“You’ll probably hear about it on your tour tonight,” my server at the Ellicott Mills Brewing Co. told me. “We’re the last stop on the tour.” Have you seen it?, I asked him. No, he said, but some of the other wait staff had –

the spectral image of a man hanging from the ceiling in a corner of the second floor.

The Ellicott Mills Brewing Co, a restaurant on Main Street in the old town of Ellicott City, was once a lumber store, and the unfortunate man was the shop’s accountant. During the Depression of the 1930s, he was laid off, as so many were at that time, just before a three-day holiday weekend. On the Tuesday morning, when the staff came in, they found him. He had apparently slipped into the store on Friday, hid until closing, then hung himself from the rafters of the second floor.

It was February 13 – Friday the 13th – and I was in Ellicott City for the first of three special “Friday the 13th” ghost walk tours conducted by the Howard County Tourism Office this year. The others are scheduled for March 13 and November 13, 2009.

The ghostly accountant was just one of the many spirits we heard tell of during the two 90-minute walks taking us east and west along Main Street, the heart of Ellicott City’s historic area – where it seems that nearly every shop, restaurant, pub, and rooming house, not to mention the Visitor Information Center (above), is haunted: the spirit of a Confederate soldier re-enacts his death at the hands of Union soldiers, the deceased owner of a local garage sometimes joins the ghost tour group, among many others. And along the way, we learned something of the history of this 200-year-old town, founded by the Ellicott brothers in 1771.

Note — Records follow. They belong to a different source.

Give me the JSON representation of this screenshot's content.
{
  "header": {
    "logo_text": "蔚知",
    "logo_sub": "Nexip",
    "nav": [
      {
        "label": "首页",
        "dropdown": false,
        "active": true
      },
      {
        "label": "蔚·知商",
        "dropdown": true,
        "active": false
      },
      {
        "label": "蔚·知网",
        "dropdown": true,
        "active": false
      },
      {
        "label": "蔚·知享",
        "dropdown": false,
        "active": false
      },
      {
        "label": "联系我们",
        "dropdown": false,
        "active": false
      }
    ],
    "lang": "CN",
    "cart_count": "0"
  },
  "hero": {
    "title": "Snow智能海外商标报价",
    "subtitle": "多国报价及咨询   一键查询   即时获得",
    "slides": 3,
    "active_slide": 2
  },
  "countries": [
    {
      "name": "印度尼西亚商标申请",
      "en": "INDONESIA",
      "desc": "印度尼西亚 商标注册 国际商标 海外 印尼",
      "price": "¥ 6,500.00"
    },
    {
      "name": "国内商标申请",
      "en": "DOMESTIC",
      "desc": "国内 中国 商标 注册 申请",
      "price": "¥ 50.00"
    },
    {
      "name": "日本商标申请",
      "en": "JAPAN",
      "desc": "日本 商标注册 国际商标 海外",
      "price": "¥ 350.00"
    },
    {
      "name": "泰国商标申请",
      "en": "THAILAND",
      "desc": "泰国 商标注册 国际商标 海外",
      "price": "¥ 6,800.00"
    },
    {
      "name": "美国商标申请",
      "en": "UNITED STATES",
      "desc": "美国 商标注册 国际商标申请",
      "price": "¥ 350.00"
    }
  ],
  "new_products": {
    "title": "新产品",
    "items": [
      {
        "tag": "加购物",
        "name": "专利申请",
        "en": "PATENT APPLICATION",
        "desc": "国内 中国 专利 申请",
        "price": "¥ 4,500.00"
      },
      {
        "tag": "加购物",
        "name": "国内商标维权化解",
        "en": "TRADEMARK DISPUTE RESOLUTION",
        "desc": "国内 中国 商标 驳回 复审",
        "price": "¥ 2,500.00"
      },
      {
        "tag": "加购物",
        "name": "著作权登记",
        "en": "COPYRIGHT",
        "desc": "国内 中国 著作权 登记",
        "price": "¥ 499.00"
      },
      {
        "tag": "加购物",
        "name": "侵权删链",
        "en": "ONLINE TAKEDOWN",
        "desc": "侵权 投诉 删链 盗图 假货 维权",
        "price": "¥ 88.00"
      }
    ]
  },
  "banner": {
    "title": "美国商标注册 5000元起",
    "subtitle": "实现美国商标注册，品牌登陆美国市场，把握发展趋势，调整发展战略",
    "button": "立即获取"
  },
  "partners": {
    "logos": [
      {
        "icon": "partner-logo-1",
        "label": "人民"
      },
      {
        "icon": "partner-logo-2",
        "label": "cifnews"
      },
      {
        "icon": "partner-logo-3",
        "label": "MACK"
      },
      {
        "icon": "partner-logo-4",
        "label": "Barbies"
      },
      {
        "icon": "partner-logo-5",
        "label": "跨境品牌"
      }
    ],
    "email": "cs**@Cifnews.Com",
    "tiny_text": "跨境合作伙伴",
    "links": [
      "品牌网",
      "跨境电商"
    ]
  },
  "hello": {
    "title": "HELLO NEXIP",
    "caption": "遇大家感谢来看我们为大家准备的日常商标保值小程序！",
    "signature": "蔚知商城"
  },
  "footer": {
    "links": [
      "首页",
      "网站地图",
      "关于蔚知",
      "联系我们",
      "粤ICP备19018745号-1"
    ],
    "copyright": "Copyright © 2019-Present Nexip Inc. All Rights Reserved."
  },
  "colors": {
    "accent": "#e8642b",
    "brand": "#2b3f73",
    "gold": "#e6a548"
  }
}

Ellicott City, Maryland, is located just east of Baltimore, off US-29 and south of I-70.

Walks leave from the Visitor Information Center at 8267 Main Street.

The "Friday the 13th" ghost walks will be held on the following dates in 2009 – February 13, March 13, and November 13.

Two walks are scheduled each night:
Part 1 at 7 p.m. to 8:30 p.m.
Part 2 at 9 p.m. to 10:30 p.m.

Each travels a different route through the historic district, and you may take one or both.

The regular season of ghost walk tours begins in April 2009 and runs Fridays and Saturdays to November.

$10 for one “Friday the 13th” walk, $15 for both. Make reservations by calling the Visitor Information Center at (410) 313-1900 or (800) 288-8747 or complete the booking form through their website.

Purchase tickets at the Visitor Information Center at 8267 Main Street, Ellicott City. The office entrance is around the corner on Hamilton Street.

Parking is located throughout Ellicott City’s historic district, but the closest to the Visitor Information Center is Lot D, just off Hamilton Street and directly behind the Visitor Information Center. A map is provided on the Howard County Tourism website.

More Information:
The Howard County Tourism website provides more information about Ellicott City, MD, and other local attractions, as well as links to other local ghost walk tours in Savage Mill and Frederick, MD.

Where I Stayed:
The Hampton Inn in nearby Columbia, MD, is only a few miles from the heart of Ellicott City, off MD-100. Among the amenities are a refrigerator, microwave, and full wi-fi access. A hot breakfast is included in the price of the room.

Hampton Inn – Columbia MD Hotel
8880 Columbia 100 Parkway
Columbia, Maryland 21045
Phone: (410) 997-8555
Reservations: (800) HAMPTON